If a customer wants a vehicle interior done up in ostrich skin or crocodile-pattern leather, he says, “we can’t do that, but we can partner with people who do.”

That indicates a new direction for Mopar. It is trying to branch out from its performance-parts base by increasing business in other areas, such as customized accessories and off-road equipment.

To do that, Mopar is partnering with aftermarket firms it previously spurned, Richard says during a session at the Ward’s Auto Interiors Show.

In particular, Mopar is establishing a closer relationship with the Specialty Equipment Market Assn., representing 7,000 small to midsize aftermarket suppliers.

“We’re changing our attitude and getting closer to the aftermarket,” Richard says. “We pretty much pushed away (from aftermarket firms). Now we need help in customizing vehicles.”

Chrysler only gets about 20% of what Mopar could in potential aftermarket service and parts business, Chairman and CEO Robert Nardelli said earlier this year, meaning “we have a huge opportunity for growth in this area.”

Chrysler has “big plans” in offering customization and personalization add-on equipment for the ’09 Dodge Ram pickup truck, Richard says. “We want to offer all possibilities through Mopar.”

Because there are so many niches, aftermarket does not lend itself to mass production. By its very nature, the vehicle-personalization business is relatively low volume.

That’s where small aftermarket companies play a role, says John Waraniak, SEMA vice president-vehicle technology.

Young consumers are more likely to customize their vehicles.

Twenty-seven percent of Dodge buyers are under age 35, “and that’s where the customization comes in,” Richard says.

Consumers ages 16-25 are most likely to customize their vehicles. Yet there are about 10 demographic and pyschographic subsets to that age group, Waraniak says.

Young vehicle buyers tend to be brand-oriented, he says. “So if you are selling to Generation X and Y, you want brand names like Kicker Electronics listed right on your vehicle Maroni sticker.”

Young buyers particularly are interested in outstanding sound systems, says Jeff Vogel, senior manager-sales and marketing for Alpine Electronics of America.

Replacing the audio system is one of the first things many 15 to 24 year olds do after buying a used vehicle, he says, adding that they frequently ask, “How do I make my sound system extremely loud?”

Alpine has 600-watt speakers for them, he says.

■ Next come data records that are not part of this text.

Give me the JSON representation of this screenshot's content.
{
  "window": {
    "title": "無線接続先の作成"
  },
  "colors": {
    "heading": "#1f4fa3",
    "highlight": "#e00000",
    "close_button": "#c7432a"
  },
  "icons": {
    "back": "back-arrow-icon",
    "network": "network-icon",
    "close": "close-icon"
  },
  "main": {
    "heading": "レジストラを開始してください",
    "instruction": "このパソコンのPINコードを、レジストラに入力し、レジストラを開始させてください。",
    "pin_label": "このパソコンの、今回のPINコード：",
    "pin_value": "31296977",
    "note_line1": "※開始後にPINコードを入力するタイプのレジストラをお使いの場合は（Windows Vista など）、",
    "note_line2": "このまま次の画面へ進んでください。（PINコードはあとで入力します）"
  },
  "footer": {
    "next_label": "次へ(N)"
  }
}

Despite all the offbeat accessory offerings, some of the most ordinary ones top the popularity list.

“Believe it or not, floor mats are very popular,” Richard says. “People throw out the originals and get customized ones from us.”